# Material for this task:
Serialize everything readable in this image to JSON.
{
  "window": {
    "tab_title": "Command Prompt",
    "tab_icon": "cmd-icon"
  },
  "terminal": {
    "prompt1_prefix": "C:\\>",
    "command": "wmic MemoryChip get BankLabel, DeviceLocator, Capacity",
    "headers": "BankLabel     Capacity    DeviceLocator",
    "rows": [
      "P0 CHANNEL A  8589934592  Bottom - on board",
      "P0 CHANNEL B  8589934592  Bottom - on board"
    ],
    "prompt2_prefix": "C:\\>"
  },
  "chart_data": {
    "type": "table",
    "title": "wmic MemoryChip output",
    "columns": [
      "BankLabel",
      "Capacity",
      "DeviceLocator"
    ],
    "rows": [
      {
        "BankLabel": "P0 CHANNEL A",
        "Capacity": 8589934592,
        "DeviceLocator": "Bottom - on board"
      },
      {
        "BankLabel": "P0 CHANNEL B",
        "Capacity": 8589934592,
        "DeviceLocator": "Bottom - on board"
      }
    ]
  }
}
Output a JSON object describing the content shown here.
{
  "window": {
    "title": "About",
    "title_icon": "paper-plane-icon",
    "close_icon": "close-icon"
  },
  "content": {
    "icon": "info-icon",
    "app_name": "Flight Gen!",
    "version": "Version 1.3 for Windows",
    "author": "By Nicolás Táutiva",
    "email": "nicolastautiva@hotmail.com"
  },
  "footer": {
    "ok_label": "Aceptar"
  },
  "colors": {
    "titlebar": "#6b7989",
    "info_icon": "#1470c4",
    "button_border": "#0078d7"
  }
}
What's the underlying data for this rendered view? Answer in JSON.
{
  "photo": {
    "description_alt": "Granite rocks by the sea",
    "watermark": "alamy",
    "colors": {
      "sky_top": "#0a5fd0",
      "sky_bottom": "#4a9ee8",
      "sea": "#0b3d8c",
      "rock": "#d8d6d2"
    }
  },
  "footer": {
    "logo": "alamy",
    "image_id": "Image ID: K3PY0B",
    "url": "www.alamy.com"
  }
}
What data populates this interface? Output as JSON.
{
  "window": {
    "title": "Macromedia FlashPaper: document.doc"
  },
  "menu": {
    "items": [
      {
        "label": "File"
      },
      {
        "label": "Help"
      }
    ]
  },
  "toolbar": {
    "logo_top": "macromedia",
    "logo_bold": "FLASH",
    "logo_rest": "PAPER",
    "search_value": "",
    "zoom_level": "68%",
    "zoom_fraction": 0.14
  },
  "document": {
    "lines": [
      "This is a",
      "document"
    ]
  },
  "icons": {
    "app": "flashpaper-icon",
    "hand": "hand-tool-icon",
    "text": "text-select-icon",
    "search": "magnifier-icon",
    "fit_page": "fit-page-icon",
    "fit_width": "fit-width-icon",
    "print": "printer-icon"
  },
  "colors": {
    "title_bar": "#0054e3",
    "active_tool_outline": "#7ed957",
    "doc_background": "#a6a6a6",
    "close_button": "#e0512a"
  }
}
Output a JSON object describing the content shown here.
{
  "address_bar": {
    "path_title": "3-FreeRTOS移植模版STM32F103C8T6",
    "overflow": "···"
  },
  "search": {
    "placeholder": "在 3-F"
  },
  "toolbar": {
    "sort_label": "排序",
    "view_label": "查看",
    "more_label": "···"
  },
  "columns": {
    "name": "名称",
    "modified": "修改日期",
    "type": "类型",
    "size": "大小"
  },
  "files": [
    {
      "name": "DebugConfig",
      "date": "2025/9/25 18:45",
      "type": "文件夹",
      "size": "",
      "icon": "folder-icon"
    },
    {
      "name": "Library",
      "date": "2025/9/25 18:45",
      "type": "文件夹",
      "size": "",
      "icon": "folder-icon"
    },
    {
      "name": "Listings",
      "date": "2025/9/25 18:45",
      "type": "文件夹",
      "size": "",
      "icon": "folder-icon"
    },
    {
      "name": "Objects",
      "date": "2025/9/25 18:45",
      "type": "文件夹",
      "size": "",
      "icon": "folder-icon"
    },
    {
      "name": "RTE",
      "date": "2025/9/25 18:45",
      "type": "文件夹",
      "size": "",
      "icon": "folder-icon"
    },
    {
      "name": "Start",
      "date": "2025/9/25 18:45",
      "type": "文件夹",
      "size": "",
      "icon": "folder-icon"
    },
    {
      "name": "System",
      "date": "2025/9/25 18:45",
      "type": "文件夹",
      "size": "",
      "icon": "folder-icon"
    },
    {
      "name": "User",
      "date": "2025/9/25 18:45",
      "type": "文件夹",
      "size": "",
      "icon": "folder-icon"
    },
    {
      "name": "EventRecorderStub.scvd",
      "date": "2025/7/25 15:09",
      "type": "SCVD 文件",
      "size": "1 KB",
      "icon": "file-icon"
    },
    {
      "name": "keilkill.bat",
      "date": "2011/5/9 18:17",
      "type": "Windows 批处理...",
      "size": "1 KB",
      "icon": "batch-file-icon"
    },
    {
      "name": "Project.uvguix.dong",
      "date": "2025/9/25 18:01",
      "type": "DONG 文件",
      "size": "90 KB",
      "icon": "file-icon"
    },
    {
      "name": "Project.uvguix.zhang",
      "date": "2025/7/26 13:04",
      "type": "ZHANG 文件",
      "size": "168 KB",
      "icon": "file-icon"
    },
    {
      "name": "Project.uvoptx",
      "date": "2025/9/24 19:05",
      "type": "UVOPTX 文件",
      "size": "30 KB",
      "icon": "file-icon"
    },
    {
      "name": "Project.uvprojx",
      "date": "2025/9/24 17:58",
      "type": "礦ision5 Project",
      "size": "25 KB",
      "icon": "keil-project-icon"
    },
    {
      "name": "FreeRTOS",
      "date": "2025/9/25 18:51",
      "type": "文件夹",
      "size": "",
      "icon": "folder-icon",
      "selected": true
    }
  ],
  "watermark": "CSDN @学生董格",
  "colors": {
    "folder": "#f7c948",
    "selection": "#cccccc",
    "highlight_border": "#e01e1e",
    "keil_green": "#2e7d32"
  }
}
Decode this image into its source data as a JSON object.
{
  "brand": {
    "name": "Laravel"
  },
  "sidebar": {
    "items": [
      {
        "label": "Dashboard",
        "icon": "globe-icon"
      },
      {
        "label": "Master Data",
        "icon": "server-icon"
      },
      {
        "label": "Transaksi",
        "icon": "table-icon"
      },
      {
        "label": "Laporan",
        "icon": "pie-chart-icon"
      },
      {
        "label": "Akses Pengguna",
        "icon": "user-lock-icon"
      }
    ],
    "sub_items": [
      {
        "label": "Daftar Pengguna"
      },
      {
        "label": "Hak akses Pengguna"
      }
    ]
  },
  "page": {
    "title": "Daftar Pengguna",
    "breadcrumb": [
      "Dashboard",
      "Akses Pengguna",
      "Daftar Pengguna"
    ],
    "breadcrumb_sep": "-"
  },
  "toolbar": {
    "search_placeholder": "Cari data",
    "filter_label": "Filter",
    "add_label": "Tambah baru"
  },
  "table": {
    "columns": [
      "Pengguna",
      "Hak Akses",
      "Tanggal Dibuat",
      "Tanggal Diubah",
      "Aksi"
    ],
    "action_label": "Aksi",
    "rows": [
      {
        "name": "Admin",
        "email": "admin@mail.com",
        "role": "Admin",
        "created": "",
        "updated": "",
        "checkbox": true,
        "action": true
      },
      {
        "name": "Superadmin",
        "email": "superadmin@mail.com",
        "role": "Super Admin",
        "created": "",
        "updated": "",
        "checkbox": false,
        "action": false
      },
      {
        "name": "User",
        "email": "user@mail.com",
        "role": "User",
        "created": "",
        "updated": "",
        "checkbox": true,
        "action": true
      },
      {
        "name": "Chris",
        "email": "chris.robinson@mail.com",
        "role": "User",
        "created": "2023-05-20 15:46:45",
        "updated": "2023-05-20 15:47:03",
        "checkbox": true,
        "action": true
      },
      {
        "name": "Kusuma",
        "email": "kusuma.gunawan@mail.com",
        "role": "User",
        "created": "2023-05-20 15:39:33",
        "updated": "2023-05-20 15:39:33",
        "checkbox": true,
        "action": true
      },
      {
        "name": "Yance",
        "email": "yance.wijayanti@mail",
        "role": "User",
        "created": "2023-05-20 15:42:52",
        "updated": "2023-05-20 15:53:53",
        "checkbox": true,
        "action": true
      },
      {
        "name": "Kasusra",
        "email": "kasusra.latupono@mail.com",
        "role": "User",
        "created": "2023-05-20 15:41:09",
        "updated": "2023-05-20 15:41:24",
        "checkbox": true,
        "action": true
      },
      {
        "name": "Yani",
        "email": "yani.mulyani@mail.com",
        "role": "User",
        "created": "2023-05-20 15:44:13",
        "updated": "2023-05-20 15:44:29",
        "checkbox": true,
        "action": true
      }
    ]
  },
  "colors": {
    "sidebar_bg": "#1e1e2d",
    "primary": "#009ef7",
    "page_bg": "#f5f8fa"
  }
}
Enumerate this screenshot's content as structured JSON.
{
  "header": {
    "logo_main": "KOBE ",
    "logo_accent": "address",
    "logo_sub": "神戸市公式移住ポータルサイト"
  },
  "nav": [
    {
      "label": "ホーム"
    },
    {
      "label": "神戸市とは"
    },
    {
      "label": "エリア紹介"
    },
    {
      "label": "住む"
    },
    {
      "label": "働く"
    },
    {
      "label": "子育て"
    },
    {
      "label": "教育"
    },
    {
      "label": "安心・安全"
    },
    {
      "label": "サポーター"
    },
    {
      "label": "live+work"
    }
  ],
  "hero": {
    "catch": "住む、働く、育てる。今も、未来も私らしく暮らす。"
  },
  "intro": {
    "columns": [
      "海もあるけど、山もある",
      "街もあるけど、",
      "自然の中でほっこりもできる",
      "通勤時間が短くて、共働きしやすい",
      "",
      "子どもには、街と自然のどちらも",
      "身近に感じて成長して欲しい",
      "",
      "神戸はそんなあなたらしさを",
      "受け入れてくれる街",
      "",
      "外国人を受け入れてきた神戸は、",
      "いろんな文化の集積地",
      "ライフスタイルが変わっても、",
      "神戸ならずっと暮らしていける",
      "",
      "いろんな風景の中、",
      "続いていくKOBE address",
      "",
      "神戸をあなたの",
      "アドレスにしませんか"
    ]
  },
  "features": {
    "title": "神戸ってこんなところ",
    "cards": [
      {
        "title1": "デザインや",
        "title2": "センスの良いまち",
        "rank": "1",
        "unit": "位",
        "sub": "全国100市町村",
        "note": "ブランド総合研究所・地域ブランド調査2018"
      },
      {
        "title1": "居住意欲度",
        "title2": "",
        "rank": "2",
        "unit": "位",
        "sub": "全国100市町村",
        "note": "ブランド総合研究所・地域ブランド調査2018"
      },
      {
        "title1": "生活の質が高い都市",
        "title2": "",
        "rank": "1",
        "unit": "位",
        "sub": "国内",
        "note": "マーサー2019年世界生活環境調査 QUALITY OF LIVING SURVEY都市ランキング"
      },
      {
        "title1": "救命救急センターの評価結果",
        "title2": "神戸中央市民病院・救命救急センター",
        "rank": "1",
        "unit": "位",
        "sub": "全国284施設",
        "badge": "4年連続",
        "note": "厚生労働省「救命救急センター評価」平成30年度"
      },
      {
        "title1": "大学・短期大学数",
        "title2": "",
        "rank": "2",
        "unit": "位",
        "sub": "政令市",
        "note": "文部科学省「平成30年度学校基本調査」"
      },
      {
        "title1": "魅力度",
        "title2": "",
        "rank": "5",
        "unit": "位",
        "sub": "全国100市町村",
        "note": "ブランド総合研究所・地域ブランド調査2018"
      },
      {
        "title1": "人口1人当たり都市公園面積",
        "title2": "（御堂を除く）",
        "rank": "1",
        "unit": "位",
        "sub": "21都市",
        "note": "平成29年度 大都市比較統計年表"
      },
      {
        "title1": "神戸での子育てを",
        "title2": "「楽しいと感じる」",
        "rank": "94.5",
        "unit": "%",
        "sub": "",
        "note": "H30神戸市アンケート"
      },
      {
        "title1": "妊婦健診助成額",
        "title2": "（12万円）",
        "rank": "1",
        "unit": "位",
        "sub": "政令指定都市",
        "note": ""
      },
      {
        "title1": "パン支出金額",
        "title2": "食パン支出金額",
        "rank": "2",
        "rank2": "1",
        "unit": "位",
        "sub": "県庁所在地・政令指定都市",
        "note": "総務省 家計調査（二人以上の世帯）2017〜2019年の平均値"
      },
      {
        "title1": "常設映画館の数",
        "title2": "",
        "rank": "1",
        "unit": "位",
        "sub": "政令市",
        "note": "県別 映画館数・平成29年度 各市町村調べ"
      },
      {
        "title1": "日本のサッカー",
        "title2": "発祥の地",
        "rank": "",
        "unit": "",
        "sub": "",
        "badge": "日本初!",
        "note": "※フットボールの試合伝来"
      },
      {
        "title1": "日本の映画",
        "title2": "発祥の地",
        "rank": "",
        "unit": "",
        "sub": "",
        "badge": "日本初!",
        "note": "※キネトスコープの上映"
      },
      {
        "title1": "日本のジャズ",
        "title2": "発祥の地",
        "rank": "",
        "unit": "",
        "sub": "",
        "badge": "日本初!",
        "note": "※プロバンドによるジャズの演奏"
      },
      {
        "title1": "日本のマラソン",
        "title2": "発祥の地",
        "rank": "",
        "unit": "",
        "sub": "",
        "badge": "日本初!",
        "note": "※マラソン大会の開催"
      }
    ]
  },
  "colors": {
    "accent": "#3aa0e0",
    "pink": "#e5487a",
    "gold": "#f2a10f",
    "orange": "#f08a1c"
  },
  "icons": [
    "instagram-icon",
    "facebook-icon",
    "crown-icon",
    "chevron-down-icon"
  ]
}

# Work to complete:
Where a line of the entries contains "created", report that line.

# Finished task:
        "created": "",
        "created": "",
        "created": "",
        "created": "2023-05-20 15:46:45",
        "created": "2023-05-20 15:39:33",
        "created": "2023-05-20 15:42:52",
        "created": "2023-05-20 15:41:09",
        "created": "2023-05-20 15:44:13",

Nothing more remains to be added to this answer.